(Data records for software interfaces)

= Beginning of Section =

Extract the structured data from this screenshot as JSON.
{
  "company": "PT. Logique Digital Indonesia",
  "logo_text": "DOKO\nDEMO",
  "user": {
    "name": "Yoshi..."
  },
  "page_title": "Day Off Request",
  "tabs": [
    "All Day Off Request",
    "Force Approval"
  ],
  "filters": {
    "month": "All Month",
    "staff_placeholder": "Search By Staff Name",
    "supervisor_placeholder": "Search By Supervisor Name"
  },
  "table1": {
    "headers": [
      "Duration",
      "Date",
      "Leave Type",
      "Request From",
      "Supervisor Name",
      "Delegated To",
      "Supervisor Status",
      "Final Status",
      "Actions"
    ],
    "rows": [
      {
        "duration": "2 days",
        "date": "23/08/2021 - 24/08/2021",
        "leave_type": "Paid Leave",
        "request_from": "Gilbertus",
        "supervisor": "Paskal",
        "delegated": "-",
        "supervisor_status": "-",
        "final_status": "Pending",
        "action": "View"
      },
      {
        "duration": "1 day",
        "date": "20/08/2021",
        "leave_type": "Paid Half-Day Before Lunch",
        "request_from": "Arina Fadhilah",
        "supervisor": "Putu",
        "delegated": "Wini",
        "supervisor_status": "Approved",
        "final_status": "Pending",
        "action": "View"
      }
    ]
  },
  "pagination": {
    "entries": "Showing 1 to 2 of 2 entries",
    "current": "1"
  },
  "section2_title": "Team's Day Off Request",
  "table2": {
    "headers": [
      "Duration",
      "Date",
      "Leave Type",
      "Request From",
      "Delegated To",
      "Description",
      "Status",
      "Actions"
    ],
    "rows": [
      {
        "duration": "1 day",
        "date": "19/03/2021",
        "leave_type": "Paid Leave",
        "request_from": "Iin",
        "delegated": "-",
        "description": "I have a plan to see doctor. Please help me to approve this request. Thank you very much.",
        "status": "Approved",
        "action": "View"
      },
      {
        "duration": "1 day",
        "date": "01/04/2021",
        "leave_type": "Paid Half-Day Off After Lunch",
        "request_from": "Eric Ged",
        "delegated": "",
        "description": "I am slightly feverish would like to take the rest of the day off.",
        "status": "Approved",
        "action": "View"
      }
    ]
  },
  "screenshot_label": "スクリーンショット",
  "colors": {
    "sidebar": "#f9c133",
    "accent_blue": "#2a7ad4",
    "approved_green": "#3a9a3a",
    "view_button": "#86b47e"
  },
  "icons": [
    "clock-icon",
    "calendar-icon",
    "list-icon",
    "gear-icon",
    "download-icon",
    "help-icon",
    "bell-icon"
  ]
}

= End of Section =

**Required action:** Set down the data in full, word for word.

**Solution to this task:**
Extract the structured data from this screenshot as JSON.
{
  "company": "PT. Logique Digital Indonesia",
  "logo_text": "DOKO\nDEMO",
  "user": {
    "name": "Yoshi..."
  },
  "page_title": "Day Off Request",
  "tabs": [
    "All Day Off Request",
    "Force Approval"
  ],
  "filters": {
    "month": "All Month",
    "staff_placeholder": "Search By Staff Name",
    "supervisor_placeholder": "Search By Supervisor Name"
  },
  "table1": {
    "headers": [
      "Duration",
      "Date",
      "Leave Type",
      "Request From",
      "Supervisor Name",
      "Delegated To",
      "Supervisor Status",
      "Final Status",
      "Actions"
    ],
    "rows": [
      {
        "duration": "2 days",
        "date": "23/08/2021 - 24/08/2021",
        "leave_type": "Paid Leave",
        "request_from": "Gilbertus",
        "supervisor": "Paskal",
        "delegated": "-",
        "supervisor_status": "-",
        "final_status": "Pending",
        "action": "View"
      },
      {
        "duration": "1 day",
        "date": "20/08/2021",
        "leave_type": "Paid Half-Day Before Lunch",
        "request_from": "Arina Fadhilah",
        "supervisor": "Putu",
        "delegated": "Wini",
        "supervisor_status": "Approved",
        "final_status": "Pending",
        "action": "View"
      }
    ]
  },
  "pagination": {
    "entries": "Showing 1 to 2 of 2 entries",
    "current": "1"
  },
  "section2_title": "Team's Day Off Request",
  "table2": {
    "headers": [
      "Duration",
      "Date",
      "Leave Type",
      "Request From",
      "Delegated To",
      "Description",
      "Status",
      "Actions"
    ],
    "rows": [
      {
        "duration": "1 day",
        "date": "19/03/2021",
        "leave_type": "Paid Leave",
        "request_from": "Iin",
        "delegated": "-",
        "description": "I have a plan to see doctor. Please help me to approve this request. Thank you very much.",
        "status": "Approved",
        "action": "View"
      },
      {
        "duration": "1 day",
        "date": "01/04/2021",
        "leave_type": "Paid Half-Day Off After Lunch",
        "request_from": "Eric Ged",
        "delegated": "",
        "description": "I am slightly feverish would like to take the rest of the day off.",
        "status": "Approved",
        "action": "View"
      }
    ]
  },
  "screenshot_label": "スクリーンショット",
  "colors": {
    "sidebar": "#f9c133",
    "accent_blue": "#2a7ad4",
    "approved_green": "#3a9a3a",
    "view_button": "#86b47e"
  },
  "icons": [
    "clock-icon",
    "calendar-icon",
    "list-icon",
    "gear-icon",
    "download-icon",
    "help-icon",
    "bell-icon"
  ]
}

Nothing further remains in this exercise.